Tara Spires-Jones

Tara Spires-Jones

Personal Chair of Neurodegeneration
Organisation Associations 
Centre for Discovery Brain Sciences
Centre for Cognitive and Neural Systems
Euan MacDonald Centre for Motor Neurone Disease Research
Edinburgh Neuroscience
Current research interests 

My research focuses on the mechanisms and reversibility of neuronal degeneration in Alzheimer’s disease and ageing.  We hypothesize that the degeneration of synapses, the connections between neuronal cells in the brain, causes memory impairments and that targeting the proteins that cause synaptic degeneration will allow recovery of cognitive function. Previous work from our group has shown that both of the proteins involved in the neuropathological lesions in Alzheimer’s (amyloid beta and tau) contribute to synapse loss in Alzheimer’s disease, and further that reducing the levels of soluble amyloid beta or tau prevents synaptic degeneration and improves memory in disease models. These experiments indicate that the plasticity of synapses will allow recovery after treatments, giving hope for some functional recovery in patients if we can develop therapies that remove the toxic protein species from the brain.

For our experiments, we apply high-resolution imaging techniques, including multiphoton imaging and array tomography, to examine the structure and function of synapses in healthy and diseased brain.  Multiphoton microscopy allows imaging of synapses over time to determine the time-course of disease processes and allows for imaging the brain before and after treatments to test candidate therapeutics.  Array tomography is a post-mortem imaging technique involving high-throughput imaging of thousands of synapses to determine whether disease-related proteins are associated with synapse shrinkage and loss.  We have accumulated the world’s first brain bank of human tissue prepared for the array tomography technique, which we are using to investigate the relationship between synaptic changes and dementia.

Research in a nutshell 

Memory is made possible by the ability of synapses, the connections between neurons in the brain, to change in response to environmental inputs.  In dementia, memory declines because synapses and neurons become dysfunctional and die.  In fact, loss of synapses is a strong predictor of dementia in Alzheimer patients.
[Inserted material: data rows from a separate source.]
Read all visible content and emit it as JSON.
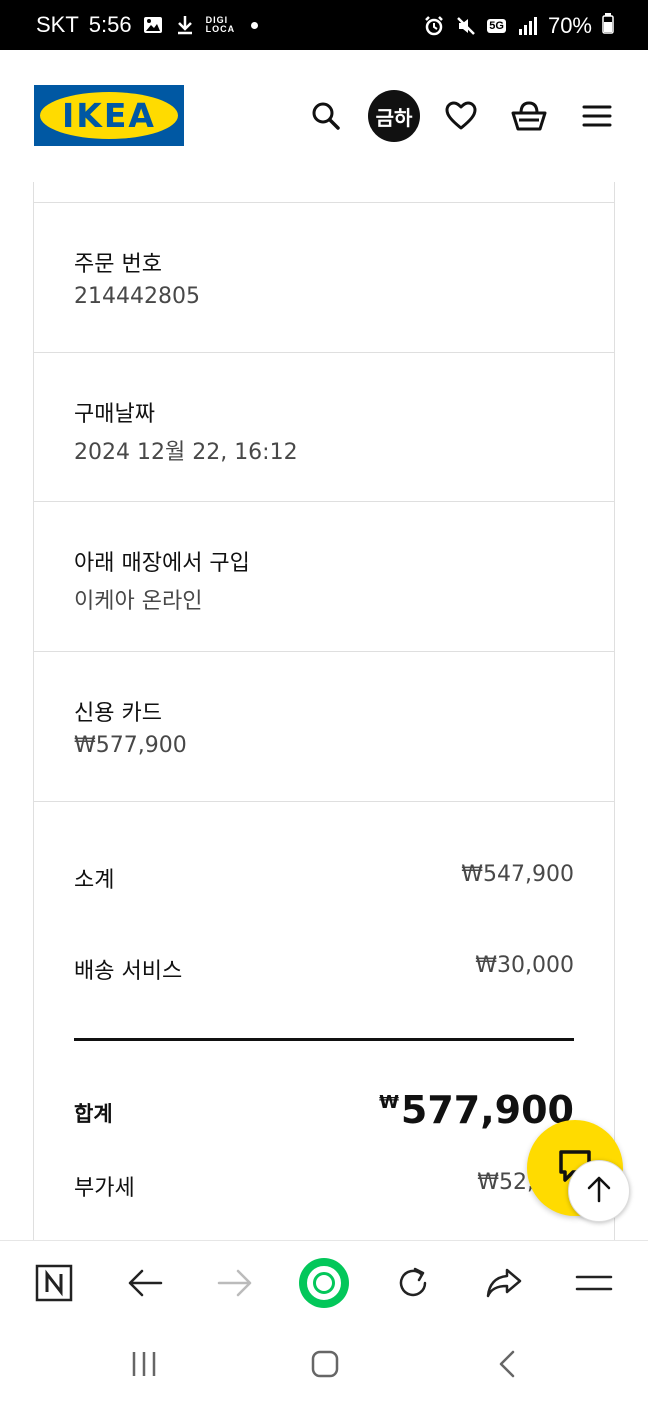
{
  "status_bar": {
    "carrier": "SKT",
    "time": "5:56",
    "digi_top": "DIGI",
    "digi_bottom": "LOCA",
    "network": "5G",
    "battery": "70%"
  },
  "header": {
    "logo_text": "IKEA",
    "store_badge": "금하",
    "icons": [
      "search-icon",
      "heart-icon",
      "basket-icon",
      "menu-icon"
    ]
  },
  "order": {
    "order_number_label": "주문 번호",
    "order_number": "214442805",
    "purchase_date_label": "구매날짜",
    "purchase_date": "2024 12월 22, 16:12",
    "store_label": "아래 매장에서 구입",
    "store": "이케아 온라인",
    "payment_label": "신용 카드",
    "payment_amount": "₩577,900"
  },
  "summary": {
    "subtotal_label": "소계",
    "subtotal": "₩547,900",
    "delivery_label": "배송 서비스",
    "delivery": "₩30,000",
    "total_label": "합계",
    "total_currency": "₩",
    "total": "577,900",
    "vat_label": "부가세",
    "vat": "₩52,"
  },
  "browser_toolbar": {
    "icons": [
      "naver-icon",
      "back-arrow-icon",
      "forward-arrow-icon",
      "home-icon",
      "refresh-icon",
      "share-icon",
      "menu-icon"
    ]
  },
  "colors": {
    "ikea_blue": "#0058a3",
    "ikea_yellow": "#ffdb00",
    "naver_green": "#03c75a"
  }
}
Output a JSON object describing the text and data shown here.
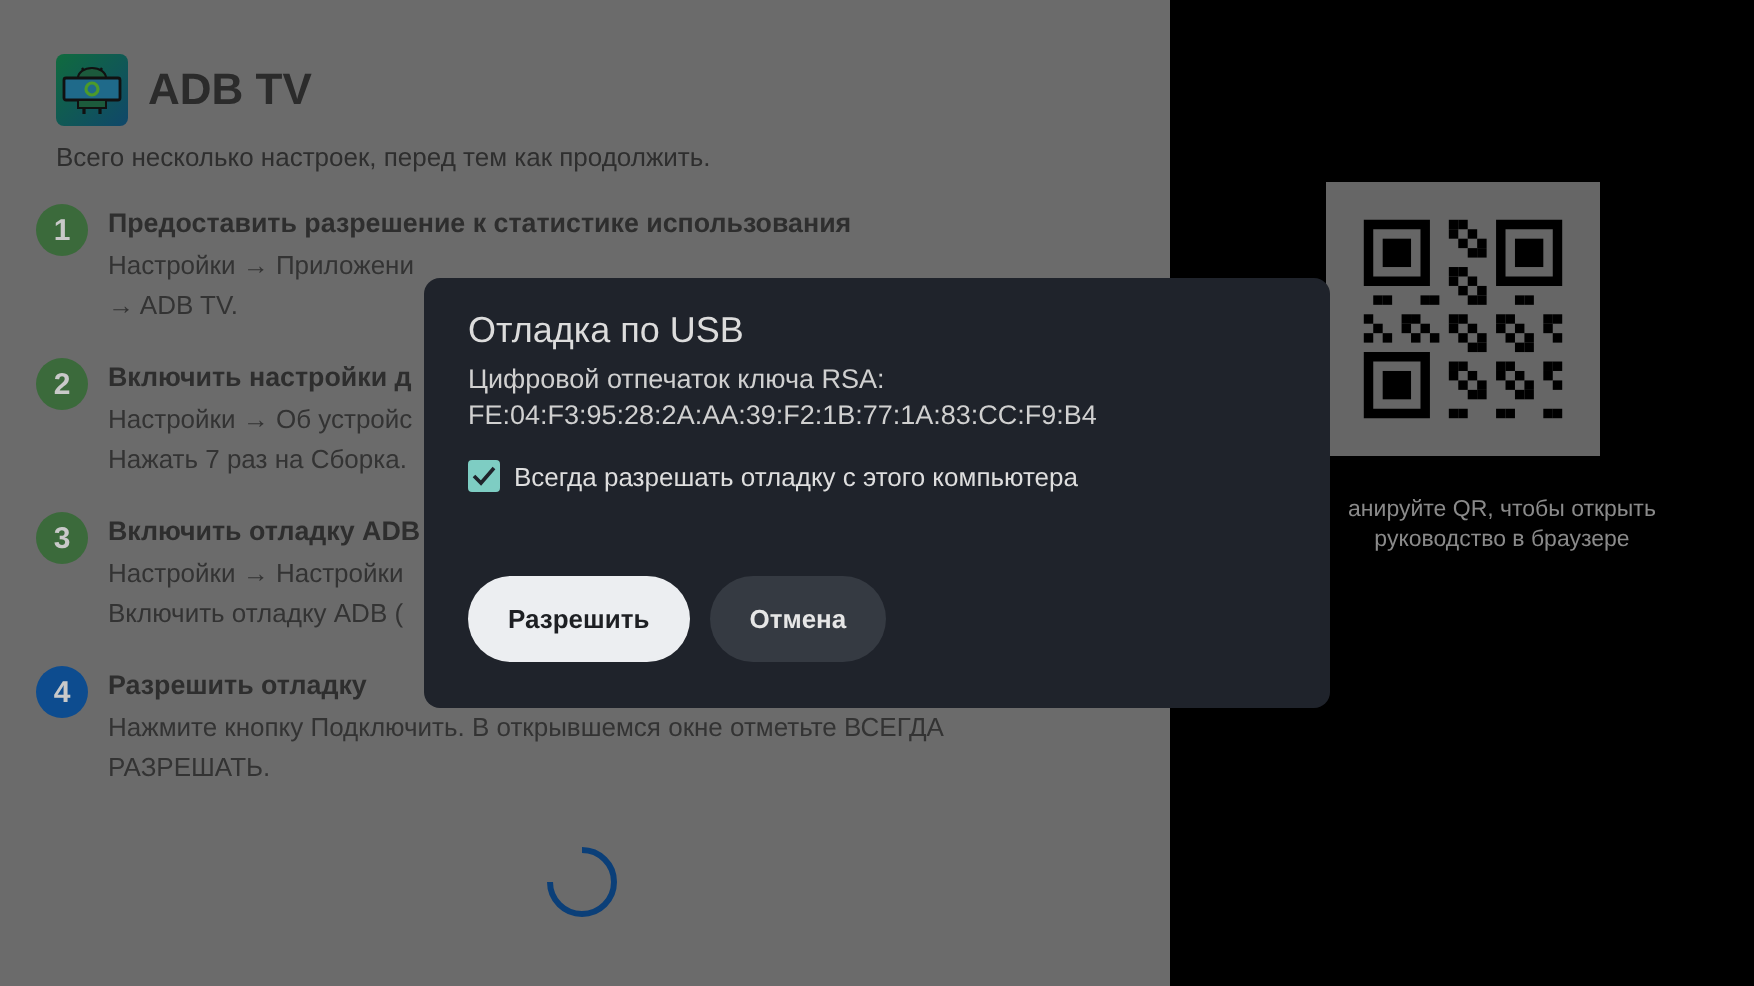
{
  "app": {
    "title": "ADB TV",
    "subtitle": "Всего несколько настроек, перед тем как продолжить."
  },
  "steps": [
    {
      "number": "1",
      "color": "#3b6a3b",
      "title": "Предоставить разрешение к статистике использования",
      "lines": [
        "Настройки → Приложени",
        "→ ADB TV."
      ]
    },
    {
      "number": "2",
      "color": "#3b6a3b",
      "title": "Включить настройки д",
      "lines": [
        "Настройки → Об устройс",
        "Нажать 7 раз на Сборка."
      ]
    },
    {
      "number": "3",
      "color": "#3b6a3b",
      "title": "Включить отладку ADB",
      "lines": [
        "Настройки → Настройки",
        "Включить отладку ADB ("
      ]
    },
    {
      "number": "4",
      "color": "#0d4c8f",
      "title": "Разрешить отладку",
      "lines": [
        "Нажмите кнопку Подключить. В открывшемся окне отметьте ВСЕГДА",
        "РАЗРЕШАТЬ."
      ]
    }
  ],
  "qr_caption": [
    "анируйте QR, чтобы открыть",
    "руководство в браузере"
  ],
  "dialog": {
    "title": "Отладка по USB",
    "message": [
      "Цифровой отпечаток ключа RSA:",
      "FE:04:F3:95:28:2A:AA:39:F2:1B:77:1A:83:CC:F9:B4"
    ],
    "checkbox": {
      "label": "Всегда разрешать отладку с этого компьютера",
      "checked": true
    },
    "buttons": [
      {
        "label": "Разрешить",
        "focused": true
      },
      {
        "label": "Отмена",
        "focused": false
      }
    ]
  }
}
The goal of our research is to understand why synapses and neurons degenerate in order to develop effective strategies to treat the dementia and other brain diseases.